- _INSTRUCTIONS FOR THE TASK_: Line count for the string "İcra" in the records below: report that figure and nothing else.

- _Website and app data records_:

★ ★ ★ ★

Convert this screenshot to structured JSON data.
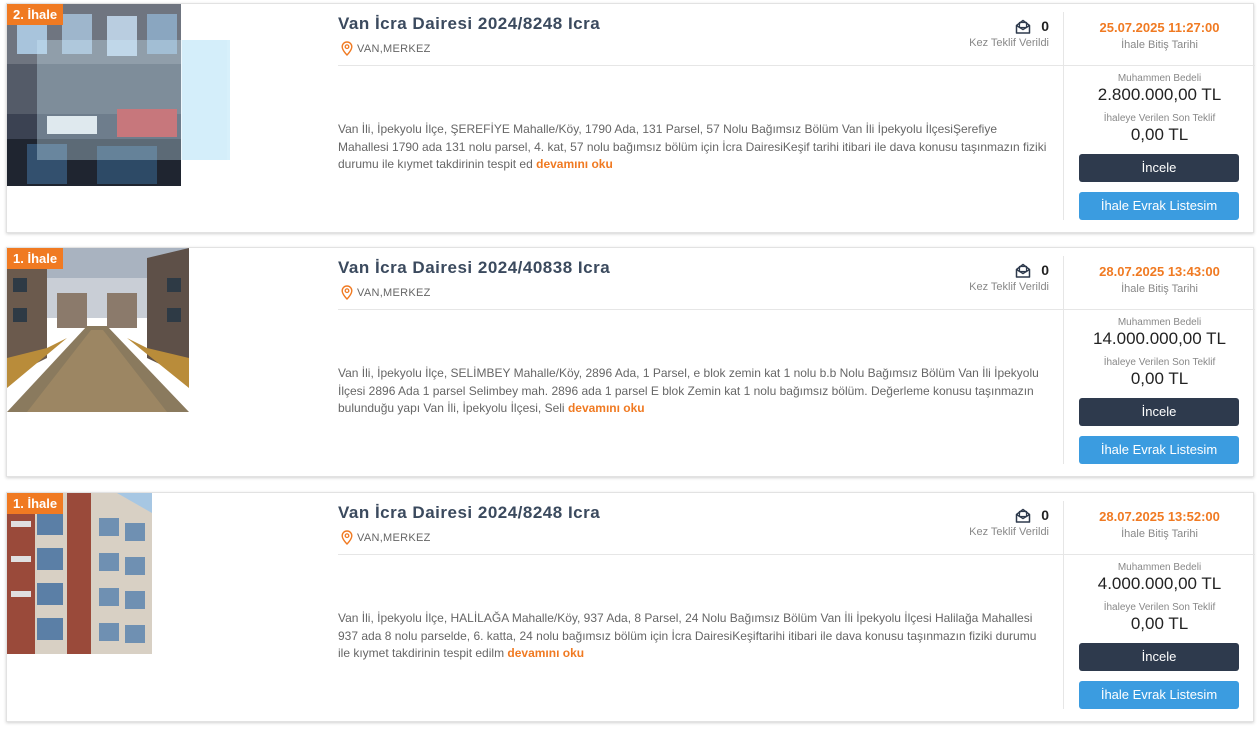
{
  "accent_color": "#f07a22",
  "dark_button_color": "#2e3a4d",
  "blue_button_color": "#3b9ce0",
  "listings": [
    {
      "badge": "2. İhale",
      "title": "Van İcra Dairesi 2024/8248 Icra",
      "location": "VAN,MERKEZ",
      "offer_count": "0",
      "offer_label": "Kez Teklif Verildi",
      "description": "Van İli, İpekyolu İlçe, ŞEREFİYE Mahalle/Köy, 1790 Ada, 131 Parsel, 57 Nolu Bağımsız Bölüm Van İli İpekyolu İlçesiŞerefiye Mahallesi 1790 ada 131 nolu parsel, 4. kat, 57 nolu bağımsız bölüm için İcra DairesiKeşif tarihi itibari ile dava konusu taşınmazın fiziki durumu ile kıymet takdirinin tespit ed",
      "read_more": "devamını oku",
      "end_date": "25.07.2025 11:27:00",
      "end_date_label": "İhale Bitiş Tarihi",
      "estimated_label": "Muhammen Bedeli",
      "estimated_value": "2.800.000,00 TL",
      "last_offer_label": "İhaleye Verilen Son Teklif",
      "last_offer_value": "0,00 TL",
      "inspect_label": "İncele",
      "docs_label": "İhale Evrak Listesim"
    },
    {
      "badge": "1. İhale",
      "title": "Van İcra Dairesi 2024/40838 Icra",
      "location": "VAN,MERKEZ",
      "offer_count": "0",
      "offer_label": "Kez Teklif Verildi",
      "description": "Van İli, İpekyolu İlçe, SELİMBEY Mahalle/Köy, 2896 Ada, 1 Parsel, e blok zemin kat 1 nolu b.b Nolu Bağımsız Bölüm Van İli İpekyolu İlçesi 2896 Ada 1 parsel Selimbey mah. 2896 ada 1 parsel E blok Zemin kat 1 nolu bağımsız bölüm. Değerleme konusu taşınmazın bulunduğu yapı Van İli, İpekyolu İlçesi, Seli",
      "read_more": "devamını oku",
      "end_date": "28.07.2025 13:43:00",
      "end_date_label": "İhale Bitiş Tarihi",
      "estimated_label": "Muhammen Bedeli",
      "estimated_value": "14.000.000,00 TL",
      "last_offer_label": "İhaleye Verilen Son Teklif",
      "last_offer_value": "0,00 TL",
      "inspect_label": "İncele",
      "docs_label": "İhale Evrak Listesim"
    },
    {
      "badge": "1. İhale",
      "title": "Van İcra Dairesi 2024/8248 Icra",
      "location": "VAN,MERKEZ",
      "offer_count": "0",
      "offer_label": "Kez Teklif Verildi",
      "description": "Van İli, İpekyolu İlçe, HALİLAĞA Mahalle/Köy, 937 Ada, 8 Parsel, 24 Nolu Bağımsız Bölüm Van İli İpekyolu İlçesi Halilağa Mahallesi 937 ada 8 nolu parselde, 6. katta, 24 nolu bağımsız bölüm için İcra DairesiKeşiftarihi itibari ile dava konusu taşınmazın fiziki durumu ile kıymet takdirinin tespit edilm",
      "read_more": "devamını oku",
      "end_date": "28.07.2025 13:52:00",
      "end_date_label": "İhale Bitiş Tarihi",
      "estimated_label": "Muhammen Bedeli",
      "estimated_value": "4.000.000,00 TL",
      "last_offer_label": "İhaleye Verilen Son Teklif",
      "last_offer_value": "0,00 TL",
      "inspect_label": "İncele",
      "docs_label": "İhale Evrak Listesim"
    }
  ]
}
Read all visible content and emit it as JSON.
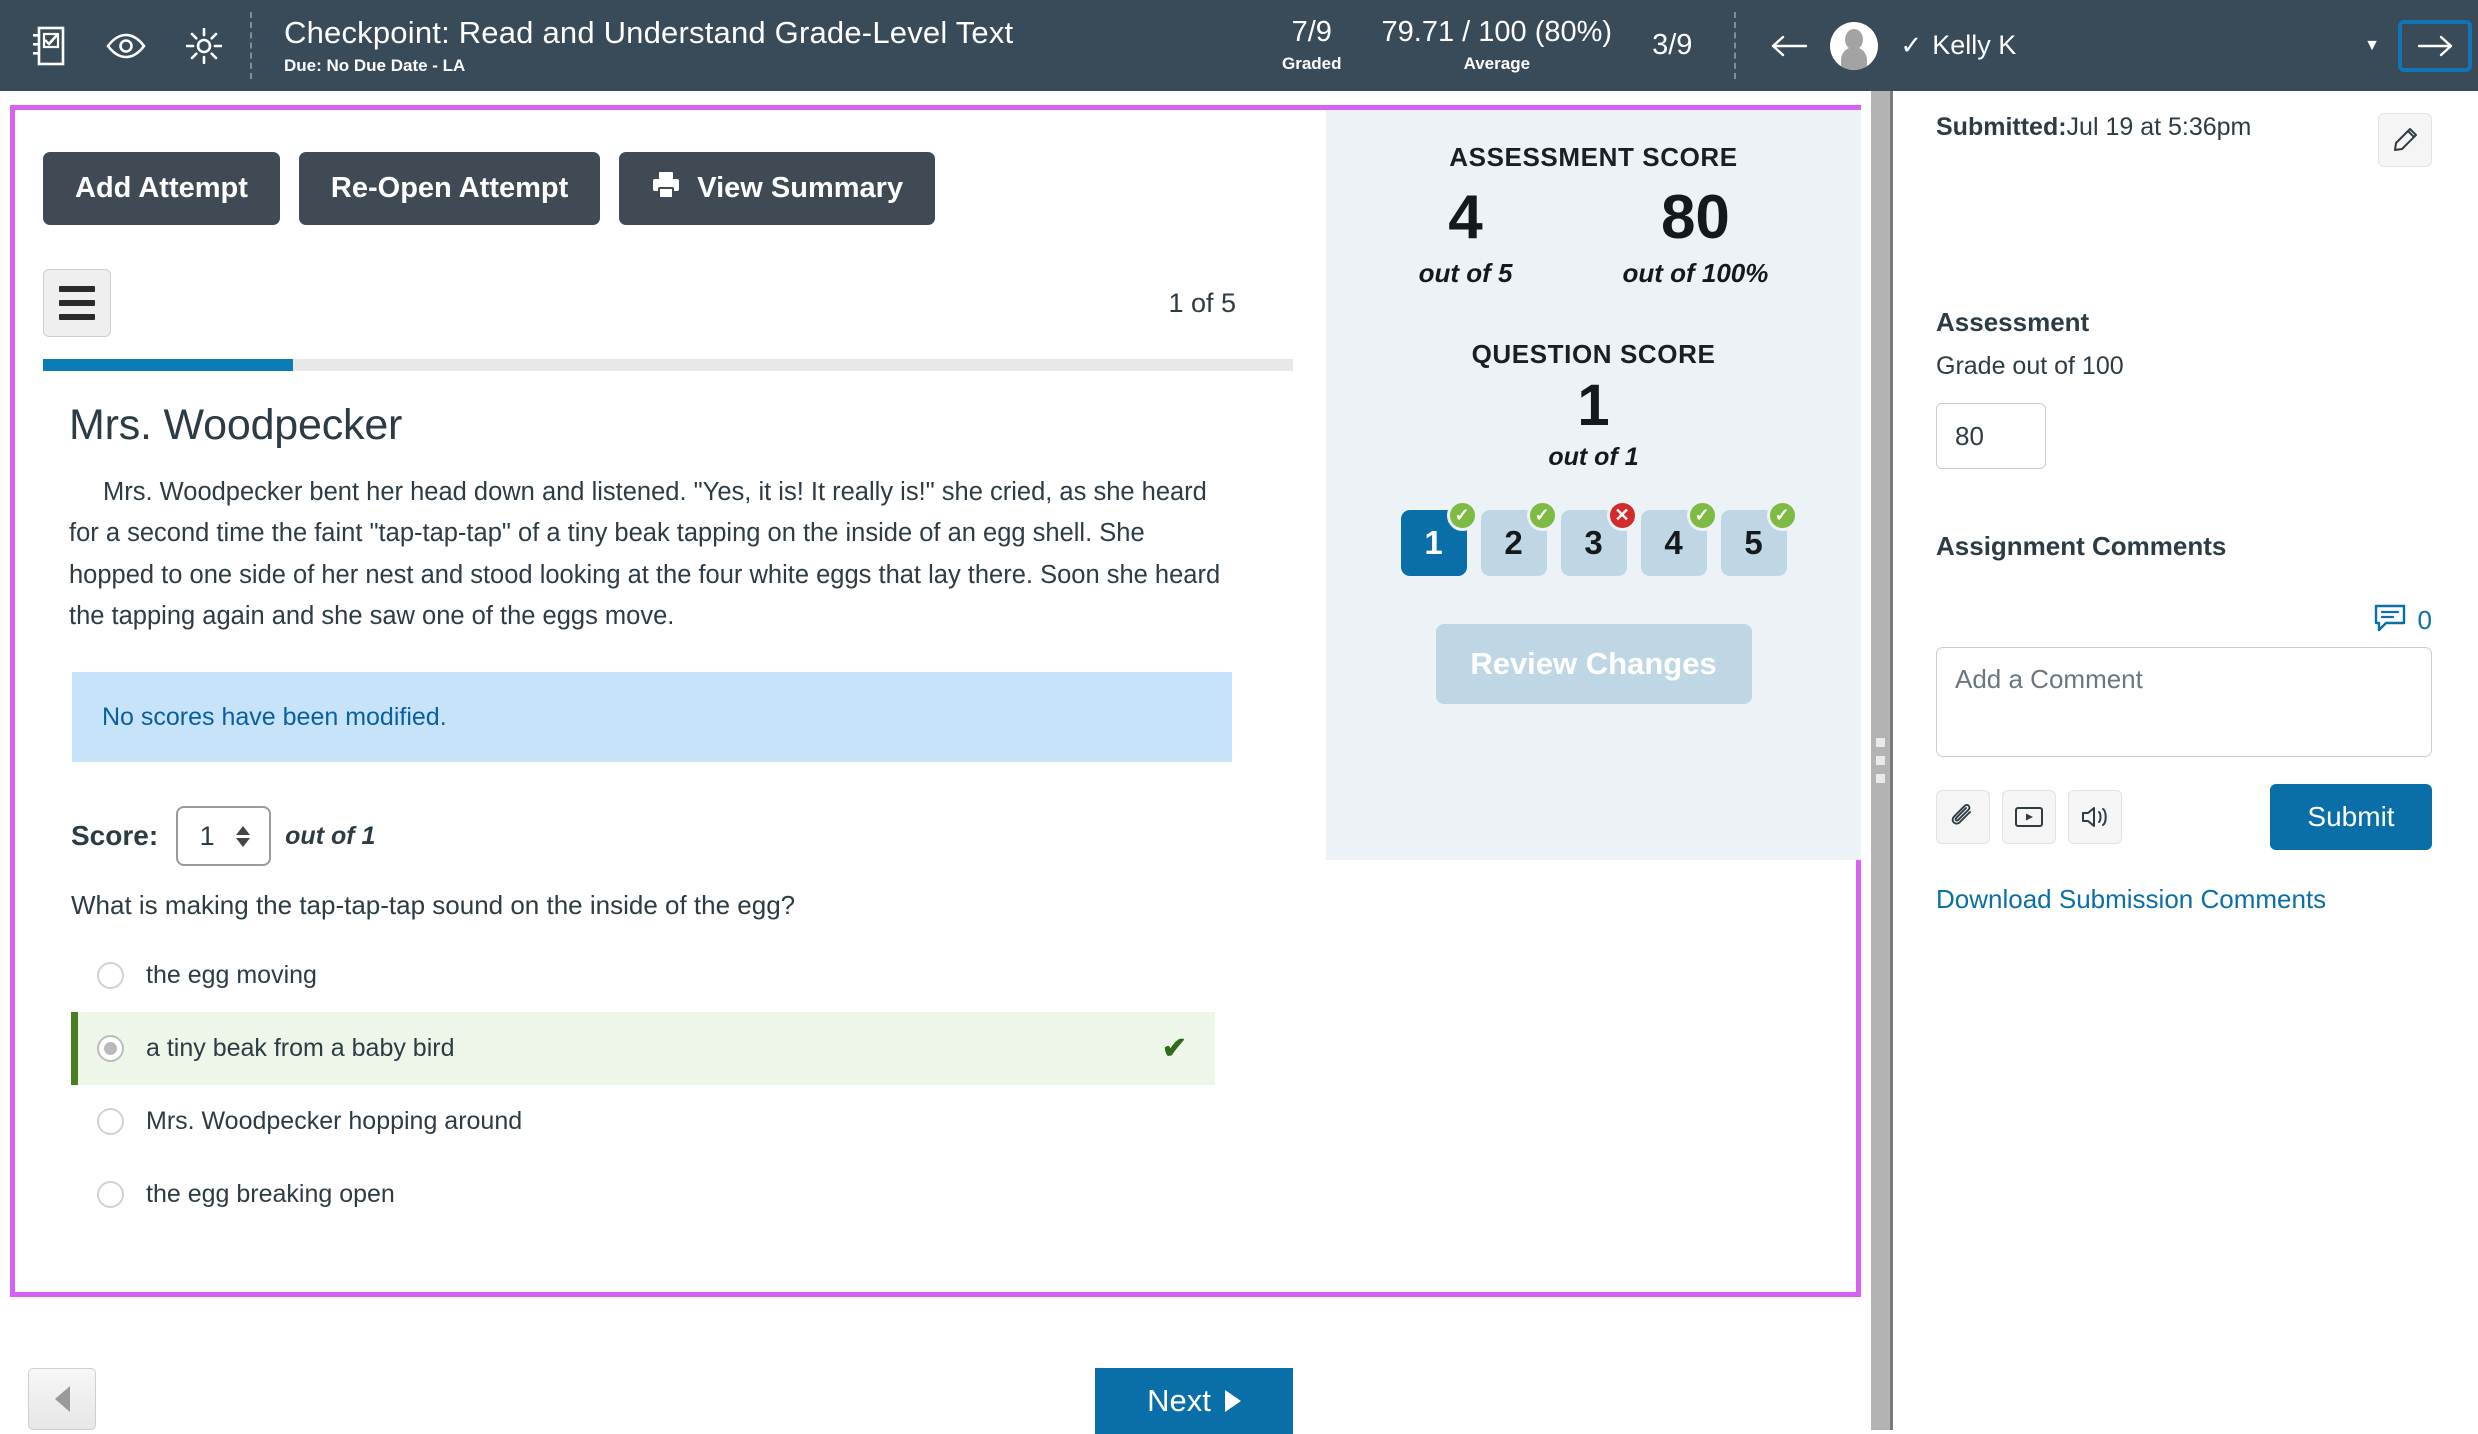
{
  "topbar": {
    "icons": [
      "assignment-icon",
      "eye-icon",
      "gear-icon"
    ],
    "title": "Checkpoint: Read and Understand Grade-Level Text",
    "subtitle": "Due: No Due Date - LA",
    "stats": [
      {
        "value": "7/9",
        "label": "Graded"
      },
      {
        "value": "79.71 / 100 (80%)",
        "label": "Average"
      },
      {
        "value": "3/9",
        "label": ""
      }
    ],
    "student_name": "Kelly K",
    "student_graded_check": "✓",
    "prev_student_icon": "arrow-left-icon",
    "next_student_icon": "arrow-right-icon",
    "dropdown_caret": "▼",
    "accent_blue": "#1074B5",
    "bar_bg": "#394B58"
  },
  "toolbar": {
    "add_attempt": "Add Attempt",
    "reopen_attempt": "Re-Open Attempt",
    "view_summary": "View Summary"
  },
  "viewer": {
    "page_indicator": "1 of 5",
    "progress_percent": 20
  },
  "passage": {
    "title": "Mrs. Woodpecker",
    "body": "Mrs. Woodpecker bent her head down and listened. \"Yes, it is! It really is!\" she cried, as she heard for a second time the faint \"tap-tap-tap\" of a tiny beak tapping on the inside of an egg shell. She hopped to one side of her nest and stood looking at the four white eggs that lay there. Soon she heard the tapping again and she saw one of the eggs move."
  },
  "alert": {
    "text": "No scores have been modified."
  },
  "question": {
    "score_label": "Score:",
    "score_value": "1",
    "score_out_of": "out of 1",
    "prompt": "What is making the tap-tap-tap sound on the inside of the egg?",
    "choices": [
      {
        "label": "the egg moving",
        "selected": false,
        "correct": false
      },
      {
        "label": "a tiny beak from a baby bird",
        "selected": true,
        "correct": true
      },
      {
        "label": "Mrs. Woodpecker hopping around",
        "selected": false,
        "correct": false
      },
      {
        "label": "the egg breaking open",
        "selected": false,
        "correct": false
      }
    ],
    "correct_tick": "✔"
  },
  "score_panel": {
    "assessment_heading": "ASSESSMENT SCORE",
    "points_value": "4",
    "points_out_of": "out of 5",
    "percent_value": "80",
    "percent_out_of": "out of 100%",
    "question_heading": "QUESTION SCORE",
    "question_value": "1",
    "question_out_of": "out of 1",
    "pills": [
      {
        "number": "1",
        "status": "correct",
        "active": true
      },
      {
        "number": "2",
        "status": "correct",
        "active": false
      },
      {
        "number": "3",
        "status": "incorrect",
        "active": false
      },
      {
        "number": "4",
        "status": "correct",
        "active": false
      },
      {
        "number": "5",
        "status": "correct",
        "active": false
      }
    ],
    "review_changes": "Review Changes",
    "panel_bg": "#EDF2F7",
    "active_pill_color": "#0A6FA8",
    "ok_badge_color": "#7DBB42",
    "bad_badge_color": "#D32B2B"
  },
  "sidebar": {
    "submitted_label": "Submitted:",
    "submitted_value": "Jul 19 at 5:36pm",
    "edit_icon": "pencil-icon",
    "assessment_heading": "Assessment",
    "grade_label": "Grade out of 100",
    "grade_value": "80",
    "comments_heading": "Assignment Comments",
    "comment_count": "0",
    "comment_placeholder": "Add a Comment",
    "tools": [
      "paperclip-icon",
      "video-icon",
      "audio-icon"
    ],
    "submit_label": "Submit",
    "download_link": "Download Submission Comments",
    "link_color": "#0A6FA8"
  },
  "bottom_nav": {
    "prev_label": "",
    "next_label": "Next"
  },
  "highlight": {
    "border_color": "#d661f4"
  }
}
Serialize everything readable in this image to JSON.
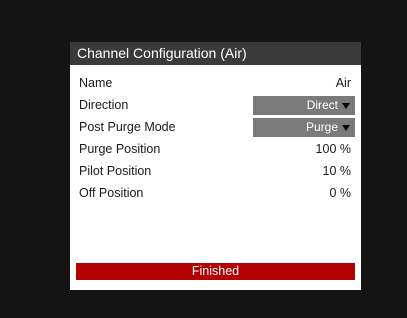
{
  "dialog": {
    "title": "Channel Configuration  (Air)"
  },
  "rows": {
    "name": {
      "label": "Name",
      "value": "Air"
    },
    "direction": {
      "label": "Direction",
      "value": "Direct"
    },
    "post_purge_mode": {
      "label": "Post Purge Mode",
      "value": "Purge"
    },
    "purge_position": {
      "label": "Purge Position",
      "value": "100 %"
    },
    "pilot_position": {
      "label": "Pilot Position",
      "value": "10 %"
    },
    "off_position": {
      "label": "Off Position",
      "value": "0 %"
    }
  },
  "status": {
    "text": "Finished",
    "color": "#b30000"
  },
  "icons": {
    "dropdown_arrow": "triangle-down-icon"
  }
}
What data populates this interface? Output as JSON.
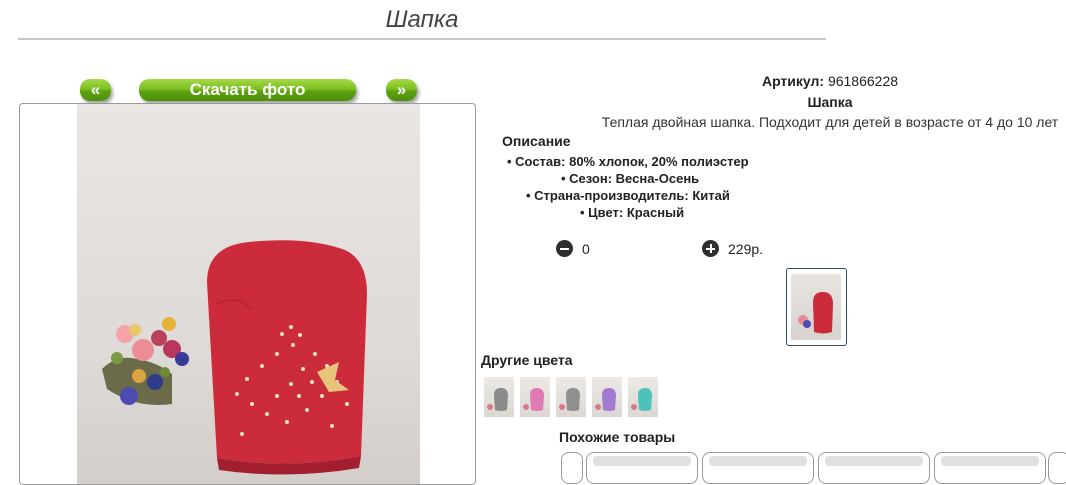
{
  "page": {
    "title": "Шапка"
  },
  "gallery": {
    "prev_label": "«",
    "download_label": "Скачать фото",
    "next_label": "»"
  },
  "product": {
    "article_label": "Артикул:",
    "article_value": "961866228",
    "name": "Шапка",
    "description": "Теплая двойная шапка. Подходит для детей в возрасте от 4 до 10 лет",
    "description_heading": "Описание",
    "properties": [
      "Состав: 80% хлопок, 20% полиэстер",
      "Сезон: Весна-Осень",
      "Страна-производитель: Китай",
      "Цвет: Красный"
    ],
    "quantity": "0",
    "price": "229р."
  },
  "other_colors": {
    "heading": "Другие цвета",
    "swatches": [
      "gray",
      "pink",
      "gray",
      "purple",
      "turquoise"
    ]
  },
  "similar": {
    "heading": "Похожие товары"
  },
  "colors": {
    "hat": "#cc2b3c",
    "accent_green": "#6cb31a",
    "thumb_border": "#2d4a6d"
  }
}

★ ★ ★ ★

- _RESULT OF THE EXERCISE_: 5